[[ DATA FOR ANALYSIS open ]]

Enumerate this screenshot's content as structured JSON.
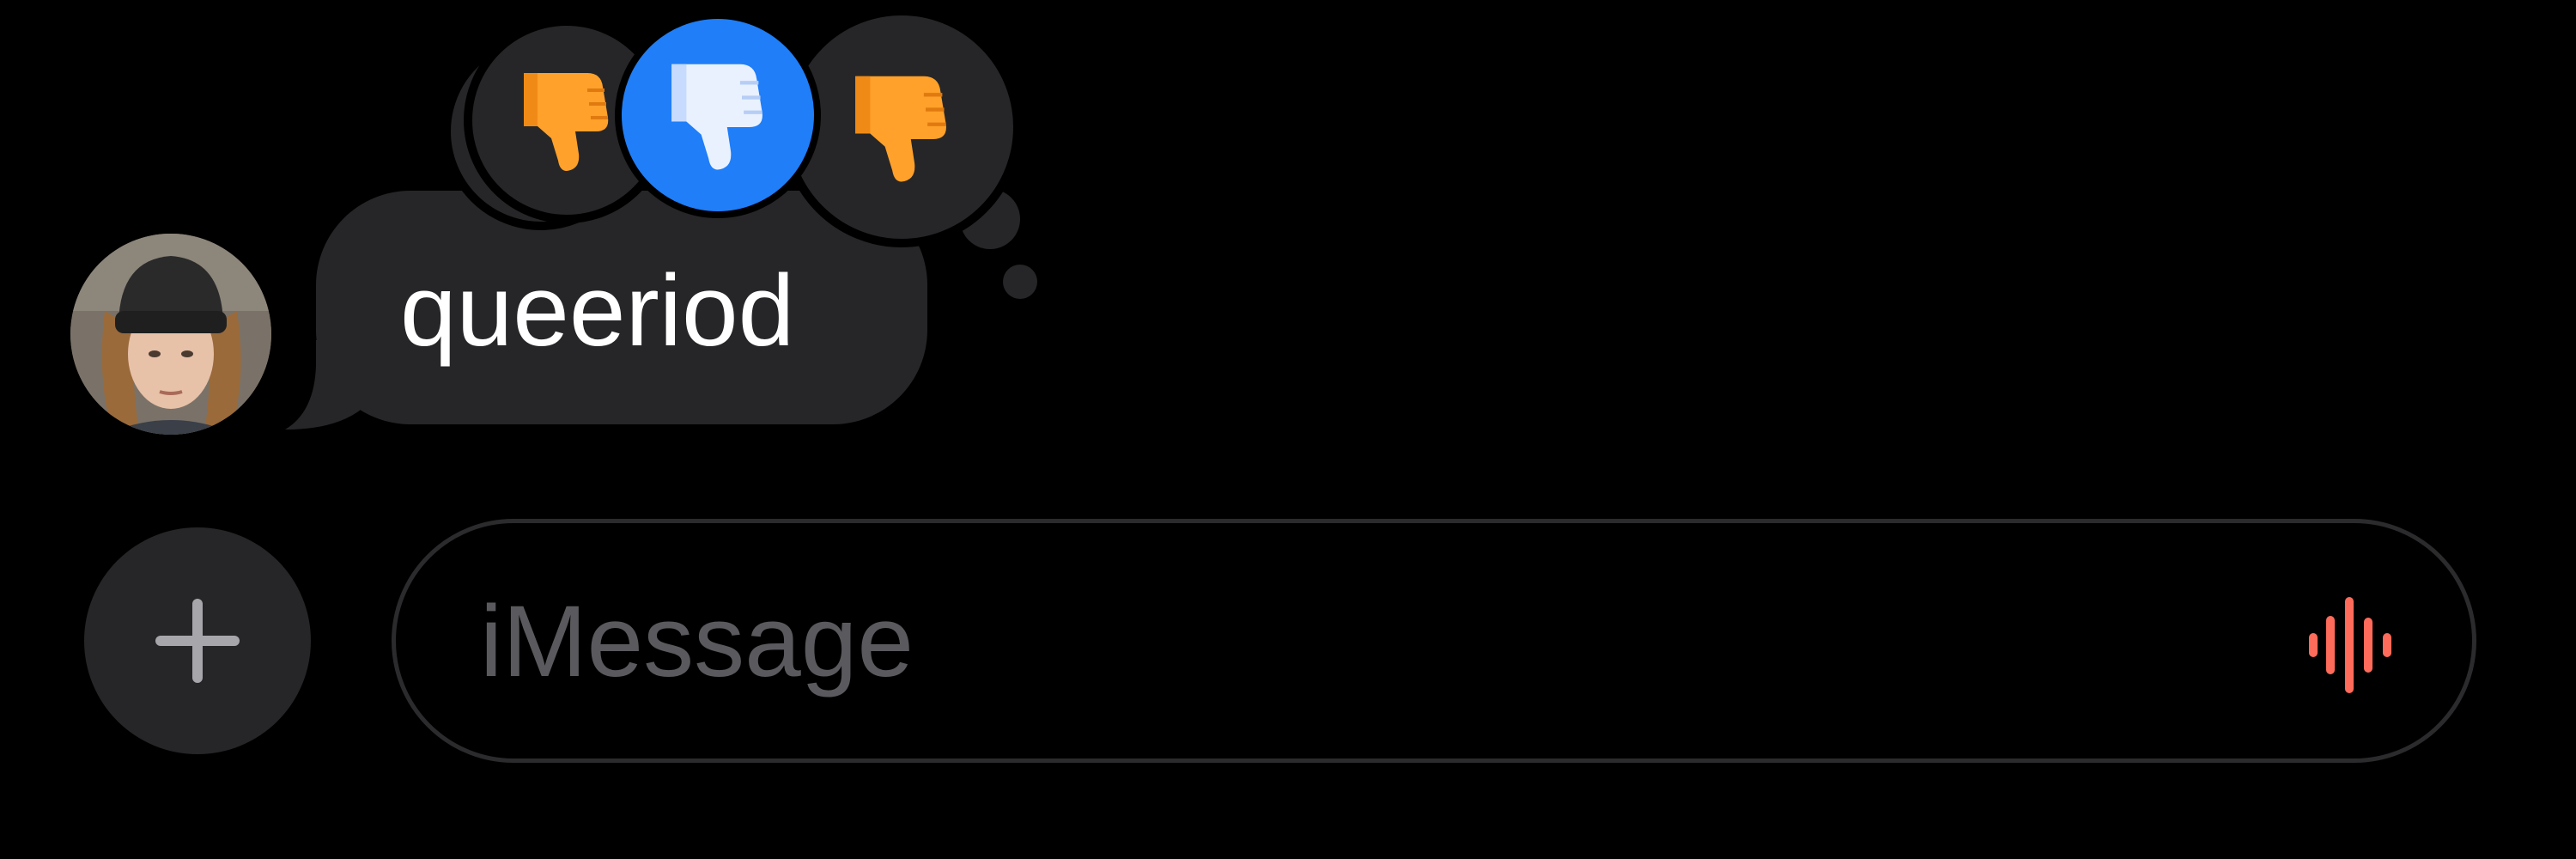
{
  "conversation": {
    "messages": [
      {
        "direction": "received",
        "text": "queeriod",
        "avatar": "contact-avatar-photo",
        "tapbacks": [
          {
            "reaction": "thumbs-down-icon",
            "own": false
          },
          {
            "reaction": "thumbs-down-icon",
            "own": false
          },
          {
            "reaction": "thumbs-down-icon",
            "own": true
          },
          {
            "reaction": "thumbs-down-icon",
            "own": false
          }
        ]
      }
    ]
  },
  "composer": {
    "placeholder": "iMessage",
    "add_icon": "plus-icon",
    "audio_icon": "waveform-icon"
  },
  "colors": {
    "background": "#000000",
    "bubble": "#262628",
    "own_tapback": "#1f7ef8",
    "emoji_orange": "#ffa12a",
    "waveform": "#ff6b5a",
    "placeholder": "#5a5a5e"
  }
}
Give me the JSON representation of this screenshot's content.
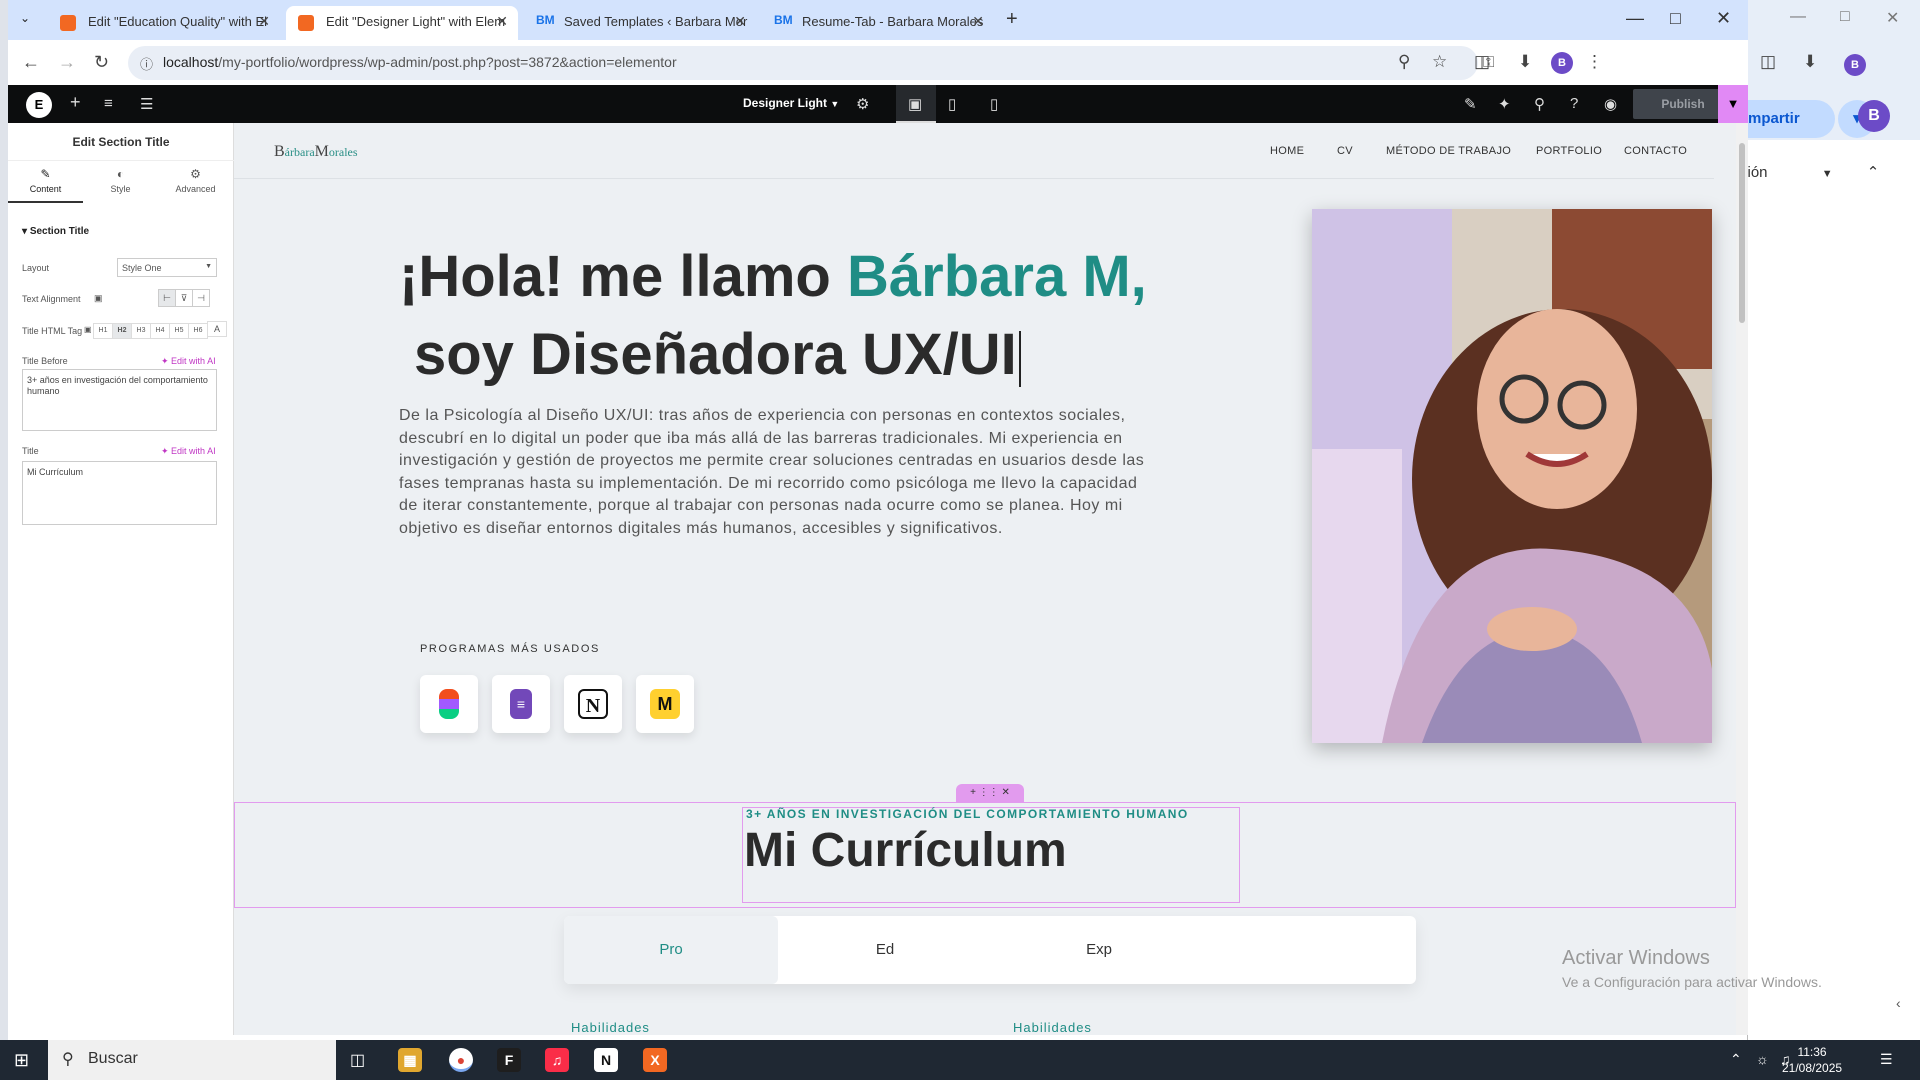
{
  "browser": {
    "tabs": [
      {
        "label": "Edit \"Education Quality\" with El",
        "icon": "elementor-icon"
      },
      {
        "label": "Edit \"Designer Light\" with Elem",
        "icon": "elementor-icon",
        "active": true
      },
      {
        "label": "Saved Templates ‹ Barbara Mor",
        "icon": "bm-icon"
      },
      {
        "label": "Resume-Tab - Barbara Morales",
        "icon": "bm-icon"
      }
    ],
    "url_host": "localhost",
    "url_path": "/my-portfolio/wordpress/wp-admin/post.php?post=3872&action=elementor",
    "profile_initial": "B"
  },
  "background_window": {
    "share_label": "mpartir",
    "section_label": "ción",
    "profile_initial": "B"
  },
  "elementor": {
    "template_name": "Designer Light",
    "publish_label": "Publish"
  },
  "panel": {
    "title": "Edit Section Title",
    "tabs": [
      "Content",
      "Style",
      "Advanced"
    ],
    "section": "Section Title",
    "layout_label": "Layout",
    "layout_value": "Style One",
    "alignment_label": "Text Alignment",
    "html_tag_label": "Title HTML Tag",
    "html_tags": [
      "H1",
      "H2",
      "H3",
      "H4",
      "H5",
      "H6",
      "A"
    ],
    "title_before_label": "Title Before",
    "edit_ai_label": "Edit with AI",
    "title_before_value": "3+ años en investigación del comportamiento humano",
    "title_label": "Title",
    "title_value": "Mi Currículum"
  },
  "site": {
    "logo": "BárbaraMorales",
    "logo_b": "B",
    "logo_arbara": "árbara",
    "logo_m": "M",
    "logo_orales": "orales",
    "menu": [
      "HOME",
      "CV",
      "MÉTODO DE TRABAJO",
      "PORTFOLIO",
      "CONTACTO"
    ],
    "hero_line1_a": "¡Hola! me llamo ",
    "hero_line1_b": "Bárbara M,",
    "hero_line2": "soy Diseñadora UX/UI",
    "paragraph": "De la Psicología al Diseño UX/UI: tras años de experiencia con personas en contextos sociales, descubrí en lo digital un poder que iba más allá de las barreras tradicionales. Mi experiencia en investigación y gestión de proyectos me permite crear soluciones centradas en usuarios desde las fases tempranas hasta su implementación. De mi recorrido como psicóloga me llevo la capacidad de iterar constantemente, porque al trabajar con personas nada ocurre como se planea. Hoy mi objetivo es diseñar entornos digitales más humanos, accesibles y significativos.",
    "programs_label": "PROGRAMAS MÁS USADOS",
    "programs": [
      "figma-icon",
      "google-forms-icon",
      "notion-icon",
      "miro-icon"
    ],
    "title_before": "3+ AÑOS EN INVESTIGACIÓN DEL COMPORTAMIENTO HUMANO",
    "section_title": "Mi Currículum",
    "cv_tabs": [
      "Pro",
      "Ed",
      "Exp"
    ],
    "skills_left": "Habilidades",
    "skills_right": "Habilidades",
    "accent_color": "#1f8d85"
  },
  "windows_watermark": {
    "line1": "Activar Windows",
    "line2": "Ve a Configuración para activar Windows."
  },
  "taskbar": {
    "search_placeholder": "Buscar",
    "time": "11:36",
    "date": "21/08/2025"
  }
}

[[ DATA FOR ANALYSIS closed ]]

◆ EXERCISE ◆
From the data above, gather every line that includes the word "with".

◆ RESULT FOR THIS EXERCISE ◆
        "label": "Edit \"Education Quality\" with El",
        "label": "Edit \"Designer Light\" with Elem",
    "edit_ai_label": "Edit with AI",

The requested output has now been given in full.